A week ago, here on Beyond the Boxscore, Adarowki, wrote an article called, "The Ongoing Quest to Define a Hall of Fame Reliever." He stated the following:
Rollie Fingers is a Hall of Famer because, for a while, he was the all time save leader. It's too bad somebody got in for leading in a flawed and meaningless statistic. Fingers was certainly a great pitcher-he's 11th all time in raw reliever WAR. But he doesn't even sniff the Top 20 as a rate stat, though. He actually ranks 34th, behind the likes of Greg Minton and Dan Plesac. I don't think Rollie Fingers is a bad pitcher. I just don't think he's any better than Kent Tekulve.
I have a problem with this statement. Of the top ten relievers in Adarowki's Study, only Rivera, Wagner, Sutter and Smith have better career FIP numbers than Fingers. The margin between Fingers (2.96), Sutter (2.94) and Smith (2.93) is so small that it cannot clearly distinguish either as a more dominant pitcher. Sutter is very close to Fingers in most peripherals and probably somewhat better due to his higher K/9 rate (7.43 for Sutter to 6.87 for Fingers). Lee struck out more but also walked more, negating much of his edge. If there is one difference we can see between these three men that should significantly impact their value it is innings pitched per season.
During the seasons where each player could be considered the primary relief ace, Smith averaged 77.25 innings, Sutter averaged 99.21 innings and Fingers averaged 106.03 innings. This understates the difference in their usage though. Fingers topped 120 innings five times and twice topped 130 innings over his 15 full seasons. Sutter reach 120 only twice and never pitched more than 122.2 innings. Smith only topped 100 innings once and 90 innings only three times. Despite being extremely similar in FIP and peripherals, Sutter and Smith look much better than Rollie Fingers in WAR/200 IP because that system rewards pitchers who are used in the mode of the "modern closer." Isn't it better to have a pitcher who throws 110 innings of 2.96 FIP ball than one who throws 75 innings of 2.93 FIP ball? Why is it that we are eager to reward players who are used in a way most of us in the sabermetric community at least question, if not wholly reject?

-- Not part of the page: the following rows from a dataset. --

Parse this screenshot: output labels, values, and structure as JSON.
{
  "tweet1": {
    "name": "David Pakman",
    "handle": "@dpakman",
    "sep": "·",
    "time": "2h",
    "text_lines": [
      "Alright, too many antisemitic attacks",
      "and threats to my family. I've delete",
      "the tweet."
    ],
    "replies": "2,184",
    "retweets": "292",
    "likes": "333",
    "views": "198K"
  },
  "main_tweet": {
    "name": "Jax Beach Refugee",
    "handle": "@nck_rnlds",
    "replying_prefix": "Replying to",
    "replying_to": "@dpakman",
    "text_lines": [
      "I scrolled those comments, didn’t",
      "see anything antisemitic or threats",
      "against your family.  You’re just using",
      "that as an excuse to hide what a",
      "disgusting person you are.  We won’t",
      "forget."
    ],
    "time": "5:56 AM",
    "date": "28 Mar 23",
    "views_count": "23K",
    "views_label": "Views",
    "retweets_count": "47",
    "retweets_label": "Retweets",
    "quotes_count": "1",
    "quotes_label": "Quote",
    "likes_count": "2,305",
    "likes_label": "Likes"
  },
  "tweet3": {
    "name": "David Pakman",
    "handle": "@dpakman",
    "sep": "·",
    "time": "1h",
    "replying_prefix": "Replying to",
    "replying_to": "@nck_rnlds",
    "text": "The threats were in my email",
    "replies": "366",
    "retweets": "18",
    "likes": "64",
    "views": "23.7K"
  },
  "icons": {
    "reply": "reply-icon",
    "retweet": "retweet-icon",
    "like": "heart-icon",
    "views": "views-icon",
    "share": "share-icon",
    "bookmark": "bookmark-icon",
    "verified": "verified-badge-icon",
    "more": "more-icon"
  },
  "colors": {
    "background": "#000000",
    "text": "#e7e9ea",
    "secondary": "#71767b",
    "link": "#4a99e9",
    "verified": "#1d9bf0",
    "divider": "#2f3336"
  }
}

In the BJHBA, Bill James cites Sutter's 1977 and 1978 second half struggles for transitioning relievers from the Hoyt Wilhelm mode of heavy usage to the modern usage under which Wagner and Rivera have flourished. Rollie Fingers had one foot in both systems. Early in his career he split time between starting and closing games. Then in 1972 Fingers became the teams relief ace full time. He did make two starts again in 1973 though and this shows that reliever was not as of yet a fully developed role, but just congealing at this time. From 1972 to 1977, Fingers pitched an average of 127 innings with a 2.53 FIP. After 1977, Fingers never again topped 120 innings, sliding into a usage pattern almost identical to Sutter's and not too far from Lee's. He would post his best ever FIP in 1981 with the Brewers pitching 78 innings with a 2.07 FIP. That season he was 34 years old.
We generally expect relief pitchers who throw between 70 and 90 innings a season to post better FIP numbers on the average than starters pitching 200 innings a season. Shouldn't also expect the numbers to change if the reliever doubles his innings while still being in a relief role?
The limited innings, combined with the short length of each appearance help create the illusion of greater dominance for modern relievers and Runs Allowed (which is the basis for the Rally WAR numbers) is even more subject to such biases than FIP. Fingers career ERA (2.90) is almost indistinguishable from his career FIP (2.96) Gossage is very close as well (ERA 3.01, FIP 3.18) Rivera and Wagner both outperform their FIP by significant amounts- Rivera's ERA is .55 points lower than his FIP and Wagner's is .43 points lower. Both of these guys are great pitchers, but I don't think they are just outperforming their FIP so much as they are benefiting from each season's sample size being tightly limited.
Rollie Fingers is not as great a reliever as Mariano Rivera, no one is. However, simply looking at Rally's WAR data and concluding he is closer to Kent Tekulve (who has a 3.26 FIP in 265 fewer innings) is not much better than assuming he is great because he had a lot of saves for his time. Mr. Adarowki is a good analyst and his article does a great job at drawing some underappreciated relievers, like Wagner, Smith and Hiller into the Hall of Fame conversation. Letting one statistic, even a good advanced metric like Rally's WAR, tell the story is just a dangerous way to analyze players, especially when their eras and roles are distinctly different.